MISLEADING / DANGEROUS
In the beginning, the authors claim that the goal of their concept is to maximize speed. Later on, they mention that actually, their focus is first of all on the speed of change within teams. And this is exactly the optimization goal of the entire concept. However, this is not made clear from the very beginning and is hidden deeply inside - that is misleading.
Customer value is a result of work done in cross-component flows. However, three out of four team types offered by Team Topologies are de facto component-centric. Hence, customer value would have to pass through more than one of such teams.
Here is one of several good points from the book: "Local optimizations help the teams directly involved, but they don’t necessarily help improve the overall delivery of value to customers." So, if you use those three component-centric team types, you will optimize for their internal flows which will not necessarily help improve your real customer-value flow. Moreover, from the Systems Thinking we know, that with considerable probability local optimizations sub-optimize the whole.

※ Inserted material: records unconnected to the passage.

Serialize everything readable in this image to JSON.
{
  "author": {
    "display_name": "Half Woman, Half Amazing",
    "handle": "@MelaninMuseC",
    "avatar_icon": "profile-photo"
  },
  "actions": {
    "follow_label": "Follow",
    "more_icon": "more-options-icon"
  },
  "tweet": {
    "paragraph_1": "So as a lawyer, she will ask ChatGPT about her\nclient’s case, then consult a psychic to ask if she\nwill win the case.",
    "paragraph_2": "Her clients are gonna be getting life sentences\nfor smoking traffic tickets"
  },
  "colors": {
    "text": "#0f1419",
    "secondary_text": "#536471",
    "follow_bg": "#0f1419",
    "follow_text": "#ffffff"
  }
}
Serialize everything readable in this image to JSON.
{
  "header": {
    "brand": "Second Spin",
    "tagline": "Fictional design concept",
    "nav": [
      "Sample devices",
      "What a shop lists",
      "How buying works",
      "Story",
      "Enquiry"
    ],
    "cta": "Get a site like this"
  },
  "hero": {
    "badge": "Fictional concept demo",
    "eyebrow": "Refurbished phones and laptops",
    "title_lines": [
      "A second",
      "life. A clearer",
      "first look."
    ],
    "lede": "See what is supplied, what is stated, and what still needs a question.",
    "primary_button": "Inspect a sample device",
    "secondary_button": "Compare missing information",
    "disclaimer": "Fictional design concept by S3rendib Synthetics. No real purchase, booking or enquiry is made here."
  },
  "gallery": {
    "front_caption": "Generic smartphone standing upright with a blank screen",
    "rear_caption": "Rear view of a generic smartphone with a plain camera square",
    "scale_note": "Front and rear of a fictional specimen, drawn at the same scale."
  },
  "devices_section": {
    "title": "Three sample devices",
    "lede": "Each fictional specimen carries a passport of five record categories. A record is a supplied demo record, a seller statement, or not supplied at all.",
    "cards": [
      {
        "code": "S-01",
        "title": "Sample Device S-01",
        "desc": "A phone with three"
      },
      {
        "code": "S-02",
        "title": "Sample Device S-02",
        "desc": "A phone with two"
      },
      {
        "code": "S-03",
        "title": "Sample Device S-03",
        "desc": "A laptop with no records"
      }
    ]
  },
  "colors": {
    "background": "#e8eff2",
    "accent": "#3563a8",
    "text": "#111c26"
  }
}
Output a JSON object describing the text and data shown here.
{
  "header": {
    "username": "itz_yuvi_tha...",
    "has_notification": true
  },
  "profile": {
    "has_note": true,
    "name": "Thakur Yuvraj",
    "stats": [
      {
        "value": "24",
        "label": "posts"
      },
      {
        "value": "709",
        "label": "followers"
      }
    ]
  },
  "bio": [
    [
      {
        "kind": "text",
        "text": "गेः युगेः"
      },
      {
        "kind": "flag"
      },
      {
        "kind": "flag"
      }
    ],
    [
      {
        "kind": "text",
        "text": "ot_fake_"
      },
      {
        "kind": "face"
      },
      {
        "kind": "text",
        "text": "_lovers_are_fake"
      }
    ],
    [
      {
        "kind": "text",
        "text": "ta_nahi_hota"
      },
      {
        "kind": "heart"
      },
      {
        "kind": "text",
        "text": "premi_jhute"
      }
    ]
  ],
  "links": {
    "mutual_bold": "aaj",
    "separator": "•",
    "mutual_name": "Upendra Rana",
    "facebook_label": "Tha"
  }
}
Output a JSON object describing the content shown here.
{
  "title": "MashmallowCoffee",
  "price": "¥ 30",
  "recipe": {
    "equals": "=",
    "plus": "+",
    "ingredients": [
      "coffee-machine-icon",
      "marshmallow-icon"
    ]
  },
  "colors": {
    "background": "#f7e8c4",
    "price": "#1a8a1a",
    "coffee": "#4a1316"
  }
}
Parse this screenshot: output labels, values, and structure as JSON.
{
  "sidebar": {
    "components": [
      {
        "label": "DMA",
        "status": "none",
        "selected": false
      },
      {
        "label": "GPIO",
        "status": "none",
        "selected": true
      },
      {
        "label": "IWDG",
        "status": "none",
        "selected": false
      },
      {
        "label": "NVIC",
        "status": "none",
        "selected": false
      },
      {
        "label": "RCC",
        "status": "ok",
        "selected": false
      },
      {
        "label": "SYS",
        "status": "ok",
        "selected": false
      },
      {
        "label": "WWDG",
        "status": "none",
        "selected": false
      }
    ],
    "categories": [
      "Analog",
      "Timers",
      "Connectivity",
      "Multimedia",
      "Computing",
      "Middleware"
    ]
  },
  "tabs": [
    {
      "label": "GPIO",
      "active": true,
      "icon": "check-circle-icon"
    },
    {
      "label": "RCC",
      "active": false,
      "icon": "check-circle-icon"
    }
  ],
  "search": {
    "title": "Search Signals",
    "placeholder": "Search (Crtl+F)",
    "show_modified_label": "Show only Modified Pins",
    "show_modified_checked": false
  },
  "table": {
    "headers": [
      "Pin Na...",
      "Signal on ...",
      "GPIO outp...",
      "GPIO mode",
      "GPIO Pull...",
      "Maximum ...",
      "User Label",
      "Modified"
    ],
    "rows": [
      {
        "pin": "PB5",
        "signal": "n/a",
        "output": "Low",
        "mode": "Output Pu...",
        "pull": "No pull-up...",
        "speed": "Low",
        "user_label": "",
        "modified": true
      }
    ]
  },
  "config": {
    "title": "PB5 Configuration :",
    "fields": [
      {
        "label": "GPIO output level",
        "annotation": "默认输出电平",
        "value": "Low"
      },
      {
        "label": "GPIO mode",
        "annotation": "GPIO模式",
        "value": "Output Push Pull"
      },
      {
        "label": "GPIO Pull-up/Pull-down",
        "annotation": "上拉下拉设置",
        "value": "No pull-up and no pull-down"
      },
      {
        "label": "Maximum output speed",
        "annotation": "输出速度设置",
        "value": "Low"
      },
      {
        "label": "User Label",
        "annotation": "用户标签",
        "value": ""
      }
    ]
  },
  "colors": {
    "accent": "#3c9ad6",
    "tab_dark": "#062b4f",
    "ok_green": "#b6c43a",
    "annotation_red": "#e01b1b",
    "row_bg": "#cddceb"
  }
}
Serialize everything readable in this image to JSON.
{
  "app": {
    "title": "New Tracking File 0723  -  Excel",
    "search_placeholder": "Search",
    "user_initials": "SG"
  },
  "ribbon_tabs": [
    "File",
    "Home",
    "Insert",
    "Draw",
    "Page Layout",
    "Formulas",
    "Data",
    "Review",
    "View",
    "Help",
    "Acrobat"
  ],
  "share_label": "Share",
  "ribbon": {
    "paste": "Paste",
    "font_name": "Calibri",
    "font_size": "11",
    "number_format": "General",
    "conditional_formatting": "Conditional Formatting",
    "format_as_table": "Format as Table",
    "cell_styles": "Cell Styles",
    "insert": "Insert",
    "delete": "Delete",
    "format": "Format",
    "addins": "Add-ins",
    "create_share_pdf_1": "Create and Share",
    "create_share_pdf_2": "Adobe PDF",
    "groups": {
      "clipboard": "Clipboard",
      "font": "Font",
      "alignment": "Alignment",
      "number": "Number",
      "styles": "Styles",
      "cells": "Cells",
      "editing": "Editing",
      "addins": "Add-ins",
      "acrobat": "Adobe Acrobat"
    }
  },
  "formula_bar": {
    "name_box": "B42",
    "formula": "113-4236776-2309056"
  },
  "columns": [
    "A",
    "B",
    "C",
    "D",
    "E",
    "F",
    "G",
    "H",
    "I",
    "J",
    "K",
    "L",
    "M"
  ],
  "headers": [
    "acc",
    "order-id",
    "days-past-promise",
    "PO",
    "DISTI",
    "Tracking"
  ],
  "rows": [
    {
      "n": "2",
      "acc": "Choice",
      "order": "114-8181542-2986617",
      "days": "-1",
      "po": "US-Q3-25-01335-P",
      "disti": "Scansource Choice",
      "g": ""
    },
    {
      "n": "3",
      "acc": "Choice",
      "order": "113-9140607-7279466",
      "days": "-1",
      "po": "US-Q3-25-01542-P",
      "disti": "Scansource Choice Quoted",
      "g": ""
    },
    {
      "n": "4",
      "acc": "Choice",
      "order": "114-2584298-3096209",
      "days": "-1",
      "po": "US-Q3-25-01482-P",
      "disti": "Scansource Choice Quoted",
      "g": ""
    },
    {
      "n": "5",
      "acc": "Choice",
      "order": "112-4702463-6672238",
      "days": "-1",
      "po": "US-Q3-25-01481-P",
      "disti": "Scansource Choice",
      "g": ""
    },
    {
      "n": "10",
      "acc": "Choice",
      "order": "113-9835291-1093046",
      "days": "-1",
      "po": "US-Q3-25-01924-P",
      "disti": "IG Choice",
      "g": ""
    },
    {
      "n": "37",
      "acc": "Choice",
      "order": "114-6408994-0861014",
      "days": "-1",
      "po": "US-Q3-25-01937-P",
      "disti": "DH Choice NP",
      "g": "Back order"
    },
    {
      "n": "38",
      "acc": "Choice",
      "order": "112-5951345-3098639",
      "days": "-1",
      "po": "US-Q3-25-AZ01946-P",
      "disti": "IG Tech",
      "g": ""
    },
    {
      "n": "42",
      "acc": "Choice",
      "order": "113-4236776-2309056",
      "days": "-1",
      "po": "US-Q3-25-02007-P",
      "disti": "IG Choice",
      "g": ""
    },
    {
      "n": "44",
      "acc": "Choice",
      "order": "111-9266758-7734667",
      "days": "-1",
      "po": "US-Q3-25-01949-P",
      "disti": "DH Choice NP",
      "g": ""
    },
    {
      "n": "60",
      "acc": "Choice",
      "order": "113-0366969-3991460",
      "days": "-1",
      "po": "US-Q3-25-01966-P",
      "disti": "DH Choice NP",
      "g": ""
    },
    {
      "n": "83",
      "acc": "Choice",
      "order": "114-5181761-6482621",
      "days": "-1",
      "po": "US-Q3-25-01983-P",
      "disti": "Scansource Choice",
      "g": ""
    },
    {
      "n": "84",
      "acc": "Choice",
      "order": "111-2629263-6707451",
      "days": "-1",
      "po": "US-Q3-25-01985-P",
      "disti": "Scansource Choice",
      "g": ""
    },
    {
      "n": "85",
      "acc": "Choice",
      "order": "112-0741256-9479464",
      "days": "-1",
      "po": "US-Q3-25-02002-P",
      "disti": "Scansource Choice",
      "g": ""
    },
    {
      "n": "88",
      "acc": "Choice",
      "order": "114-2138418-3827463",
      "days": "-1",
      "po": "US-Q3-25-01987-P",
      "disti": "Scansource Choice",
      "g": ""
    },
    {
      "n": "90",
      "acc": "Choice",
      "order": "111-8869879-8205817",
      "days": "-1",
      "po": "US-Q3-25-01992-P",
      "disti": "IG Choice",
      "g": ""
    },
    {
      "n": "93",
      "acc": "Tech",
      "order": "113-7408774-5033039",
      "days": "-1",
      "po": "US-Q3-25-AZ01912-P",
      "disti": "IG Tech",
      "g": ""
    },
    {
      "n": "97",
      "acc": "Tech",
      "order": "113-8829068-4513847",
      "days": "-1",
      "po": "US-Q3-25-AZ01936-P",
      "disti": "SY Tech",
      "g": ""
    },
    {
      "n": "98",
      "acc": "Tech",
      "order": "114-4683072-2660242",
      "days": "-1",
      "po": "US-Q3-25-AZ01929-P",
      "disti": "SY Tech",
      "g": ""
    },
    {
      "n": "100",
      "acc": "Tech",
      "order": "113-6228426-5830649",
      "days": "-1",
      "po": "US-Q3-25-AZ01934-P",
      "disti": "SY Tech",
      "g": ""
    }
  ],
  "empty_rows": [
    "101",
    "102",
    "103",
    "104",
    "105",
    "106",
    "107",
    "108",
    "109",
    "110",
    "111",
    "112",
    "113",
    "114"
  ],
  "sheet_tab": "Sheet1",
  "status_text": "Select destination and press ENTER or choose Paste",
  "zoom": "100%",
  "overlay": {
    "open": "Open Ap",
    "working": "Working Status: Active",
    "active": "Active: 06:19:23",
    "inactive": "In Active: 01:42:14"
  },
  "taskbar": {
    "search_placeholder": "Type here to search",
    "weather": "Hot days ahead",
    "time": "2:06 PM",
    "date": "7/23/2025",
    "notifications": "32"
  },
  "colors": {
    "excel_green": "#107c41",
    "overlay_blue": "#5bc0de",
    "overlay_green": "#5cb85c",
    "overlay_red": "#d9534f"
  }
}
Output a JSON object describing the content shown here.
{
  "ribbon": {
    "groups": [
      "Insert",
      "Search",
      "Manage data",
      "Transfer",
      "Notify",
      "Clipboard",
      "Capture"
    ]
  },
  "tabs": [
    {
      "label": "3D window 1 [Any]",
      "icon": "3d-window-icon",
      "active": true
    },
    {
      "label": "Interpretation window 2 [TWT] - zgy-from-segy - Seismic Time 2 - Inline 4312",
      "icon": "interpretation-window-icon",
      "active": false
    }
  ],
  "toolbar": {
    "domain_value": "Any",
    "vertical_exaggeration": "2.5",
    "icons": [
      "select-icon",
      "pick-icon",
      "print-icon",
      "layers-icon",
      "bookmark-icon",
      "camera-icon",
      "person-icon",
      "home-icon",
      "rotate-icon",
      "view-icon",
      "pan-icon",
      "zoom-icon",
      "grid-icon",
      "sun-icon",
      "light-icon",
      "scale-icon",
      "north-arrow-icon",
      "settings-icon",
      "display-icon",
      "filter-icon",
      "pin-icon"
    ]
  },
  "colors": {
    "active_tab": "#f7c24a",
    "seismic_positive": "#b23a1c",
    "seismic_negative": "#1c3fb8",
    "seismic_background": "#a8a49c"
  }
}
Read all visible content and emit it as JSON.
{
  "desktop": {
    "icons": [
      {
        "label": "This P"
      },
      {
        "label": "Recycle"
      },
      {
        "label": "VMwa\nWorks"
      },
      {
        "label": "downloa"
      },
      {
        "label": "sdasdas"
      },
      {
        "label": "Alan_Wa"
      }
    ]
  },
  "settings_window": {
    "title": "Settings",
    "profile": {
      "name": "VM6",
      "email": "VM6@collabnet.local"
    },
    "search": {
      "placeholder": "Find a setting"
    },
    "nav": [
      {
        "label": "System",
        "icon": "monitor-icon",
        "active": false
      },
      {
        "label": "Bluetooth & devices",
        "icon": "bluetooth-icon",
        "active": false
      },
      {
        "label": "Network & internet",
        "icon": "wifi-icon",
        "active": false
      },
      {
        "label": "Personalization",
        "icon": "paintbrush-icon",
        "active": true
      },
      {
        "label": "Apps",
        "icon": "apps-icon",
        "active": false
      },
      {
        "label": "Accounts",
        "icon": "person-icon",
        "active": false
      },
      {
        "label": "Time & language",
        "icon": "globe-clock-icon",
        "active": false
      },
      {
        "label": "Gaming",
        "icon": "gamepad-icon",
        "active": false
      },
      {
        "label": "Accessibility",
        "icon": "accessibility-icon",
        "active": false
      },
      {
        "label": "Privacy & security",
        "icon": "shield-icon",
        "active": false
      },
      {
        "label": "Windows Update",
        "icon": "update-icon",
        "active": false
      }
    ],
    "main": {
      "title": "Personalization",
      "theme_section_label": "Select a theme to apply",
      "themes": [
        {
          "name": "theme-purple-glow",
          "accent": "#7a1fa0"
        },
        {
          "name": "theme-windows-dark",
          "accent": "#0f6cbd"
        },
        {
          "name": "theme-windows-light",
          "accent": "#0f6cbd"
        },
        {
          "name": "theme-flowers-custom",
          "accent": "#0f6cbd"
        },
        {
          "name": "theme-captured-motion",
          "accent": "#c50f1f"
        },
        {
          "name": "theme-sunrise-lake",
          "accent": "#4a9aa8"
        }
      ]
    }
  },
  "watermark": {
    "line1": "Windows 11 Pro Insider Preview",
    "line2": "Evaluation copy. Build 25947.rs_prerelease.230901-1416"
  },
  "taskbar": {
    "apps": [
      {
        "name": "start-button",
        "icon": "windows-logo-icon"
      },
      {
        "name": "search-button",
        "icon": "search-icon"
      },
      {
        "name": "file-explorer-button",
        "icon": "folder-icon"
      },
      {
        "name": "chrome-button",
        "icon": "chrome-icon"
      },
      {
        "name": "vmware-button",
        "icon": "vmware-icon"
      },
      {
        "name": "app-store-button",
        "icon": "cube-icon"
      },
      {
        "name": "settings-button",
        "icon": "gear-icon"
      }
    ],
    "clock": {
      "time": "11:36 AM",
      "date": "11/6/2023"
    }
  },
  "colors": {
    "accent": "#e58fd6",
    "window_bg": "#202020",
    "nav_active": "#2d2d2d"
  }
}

There's a single place within the whole book, where you can find the confirmation: "Generally speaking, we need to optimize for fast flow, so stream-aligned teams are preferred." This can be easily overlooked or forgotten behind numerous considerations of other component-centric team types.
Moreover, another claim is that "Team Topologies takes a humanistic approach to building software systems while setting up organizations for strategic adaptability."
Yet, it also contains one of the most dangerous points for Adaptiveness: "Every part of the software system needs to be owned by exactly one team."
This approach does not take into account the worldwide successful experience of applying the shared cross-team code ownership with respective adaptation of Structures, Processes, Rewards Systems, and People practices. As a result, this constrains the concept offered by Team Topologies to reach (by using only one out of four team types) only halfway to the true potential of Adaptiveness.
Finally, even concerning Organizational Adaptiveness, the book clearly and correctly stands for long-living teams and suggests team changes not more often than once a year or so. In other words, when you discover the teams were assigned to components wrongly, you will have to choose between waiting with lower speed or sacrificing the team's effectiveness with (again) lower speed.
A more detailed explanation can be found here: How Adaptive are Team Topologies?